- Gently ease the person to the floor if they are not already on a flat, safe surface. Place something soft and supportive (such as a pillow or jacket) under their head.
- Clear the area around the person of anything that they could hit or bump into during the seizure. If the person is wearing anything on their face (such as eyeglasses) or around their neck (such as a tie or necklace), carefully remove the item.
- Turn the person on his or her side. This will help the person breathe and will prevent aspiration if the person vomits.
- Time how long the seizure lasts. This information may be useful to medical personnel once they arrive.
- If the person remains unconscious after the seizure, stay with the person and monitor his or her breathing until medical help arrives.
- If the person wakes up after the seizure, keep them calm and reassure them that help is on the way.
After the Seizure
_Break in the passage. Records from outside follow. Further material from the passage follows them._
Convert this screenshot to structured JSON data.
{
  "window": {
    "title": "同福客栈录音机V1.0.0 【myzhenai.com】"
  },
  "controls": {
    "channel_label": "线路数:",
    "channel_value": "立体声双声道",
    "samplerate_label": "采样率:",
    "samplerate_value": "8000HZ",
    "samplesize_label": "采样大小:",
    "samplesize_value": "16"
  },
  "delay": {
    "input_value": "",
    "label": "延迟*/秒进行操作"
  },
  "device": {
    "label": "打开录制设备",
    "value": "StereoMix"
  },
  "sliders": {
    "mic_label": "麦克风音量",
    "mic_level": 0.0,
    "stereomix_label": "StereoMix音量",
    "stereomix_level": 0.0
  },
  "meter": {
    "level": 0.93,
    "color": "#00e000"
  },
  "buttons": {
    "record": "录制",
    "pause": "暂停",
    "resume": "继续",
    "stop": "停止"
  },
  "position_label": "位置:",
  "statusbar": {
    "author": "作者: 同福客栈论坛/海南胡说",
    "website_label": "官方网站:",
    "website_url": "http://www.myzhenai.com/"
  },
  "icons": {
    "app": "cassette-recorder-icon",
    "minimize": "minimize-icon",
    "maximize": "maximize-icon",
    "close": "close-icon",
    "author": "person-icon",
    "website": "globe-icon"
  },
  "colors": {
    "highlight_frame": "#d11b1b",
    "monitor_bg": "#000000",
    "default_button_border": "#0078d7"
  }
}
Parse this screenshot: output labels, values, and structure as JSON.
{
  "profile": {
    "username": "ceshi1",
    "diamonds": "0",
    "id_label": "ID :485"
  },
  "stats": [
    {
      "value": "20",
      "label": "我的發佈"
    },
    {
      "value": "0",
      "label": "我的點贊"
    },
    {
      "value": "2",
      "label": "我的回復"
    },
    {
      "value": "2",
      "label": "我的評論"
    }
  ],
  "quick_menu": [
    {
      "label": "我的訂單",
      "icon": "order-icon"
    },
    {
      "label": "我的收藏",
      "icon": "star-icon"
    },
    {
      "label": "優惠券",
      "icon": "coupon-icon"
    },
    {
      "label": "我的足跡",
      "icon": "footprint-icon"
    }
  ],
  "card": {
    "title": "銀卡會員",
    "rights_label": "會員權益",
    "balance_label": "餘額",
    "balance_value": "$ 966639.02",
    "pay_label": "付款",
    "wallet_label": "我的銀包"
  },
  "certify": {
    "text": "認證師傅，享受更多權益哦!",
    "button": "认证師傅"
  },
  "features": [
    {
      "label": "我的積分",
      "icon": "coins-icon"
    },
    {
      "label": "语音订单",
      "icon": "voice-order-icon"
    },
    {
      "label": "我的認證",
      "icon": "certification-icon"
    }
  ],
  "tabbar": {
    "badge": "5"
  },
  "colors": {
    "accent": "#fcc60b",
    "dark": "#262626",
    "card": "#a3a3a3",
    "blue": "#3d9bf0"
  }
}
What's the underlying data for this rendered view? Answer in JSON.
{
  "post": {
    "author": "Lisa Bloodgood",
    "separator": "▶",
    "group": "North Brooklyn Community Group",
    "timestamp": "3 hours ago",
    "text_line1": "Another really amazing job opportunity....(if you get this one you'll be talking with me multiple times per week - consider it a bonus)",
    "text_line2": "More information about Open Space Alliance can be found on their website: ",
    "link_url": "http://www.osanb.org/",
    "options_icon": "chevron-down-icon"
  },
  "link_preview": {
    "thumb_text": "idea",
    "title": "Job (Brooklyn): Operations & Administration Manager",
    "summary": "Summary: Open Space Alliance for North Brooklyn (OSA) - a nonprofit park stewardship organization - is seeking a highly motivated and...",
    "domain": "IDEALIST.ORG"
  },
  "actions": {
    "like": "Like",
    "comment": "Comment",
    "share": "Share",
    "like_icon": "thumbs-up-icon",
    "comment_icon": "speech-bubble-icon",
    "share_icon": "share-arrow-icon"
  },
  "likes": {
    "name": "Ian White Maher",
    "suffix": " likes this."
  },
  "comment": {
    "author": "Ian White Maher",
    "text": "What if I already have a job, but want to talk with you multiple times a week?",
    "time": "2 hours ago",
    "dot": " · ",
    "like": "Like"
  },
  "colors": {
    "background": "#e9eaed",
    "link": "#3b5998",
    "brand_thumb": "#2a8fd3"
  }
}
Following an alcohol-related seizure, the person will likely be suffering from a number of nutrient deficiencies, including deficiencies of thiamine and electrolytes. As the individual is recovering from the alcohol seizure, he or she can prevent further health problems by drinking electrolyte-rich beverages such as sports drinks and consuming foods containing thiamin, such as nuts, oats, oranges, eggs and beef. Alcohol seizures can cause serious and potentially long-term health complications such as intracranial lesions, infection and alcohol withdrawal syndrome. To prevent long-term damage, a person who has experienced an alcohol seizure should seek medical attention immediately. Medical professionals may prescribe medications to prevent future alcohol seizures as the individual goes through alcohol detox or withdrawal. If you or someone you love has suffered from an alcohol-related seizure, get medical attention immediately. Then consider an alcohol detox or drug rehabilitation facility to help gain control of problematic alcohol use. Sources: Brathen, G., Ben-Menachem, E., Brodtkorb, E., Galvin, R., Garcia-Monco, J. C., Halasz, P., Hillbom, M., Leone, M. A., & Young, A. B. (2011). Alcohol-related seizures. European Handbook of Neurological Management, Vol 1, 2nd Ed., 429-436. Centers for Disease Control and Prevention. (2016). Seizure First Aid. National Institute on Alcohol Abuse and Alcoholism. (2015). Alcohol Overdose: The Dangers of Drinking Too Much.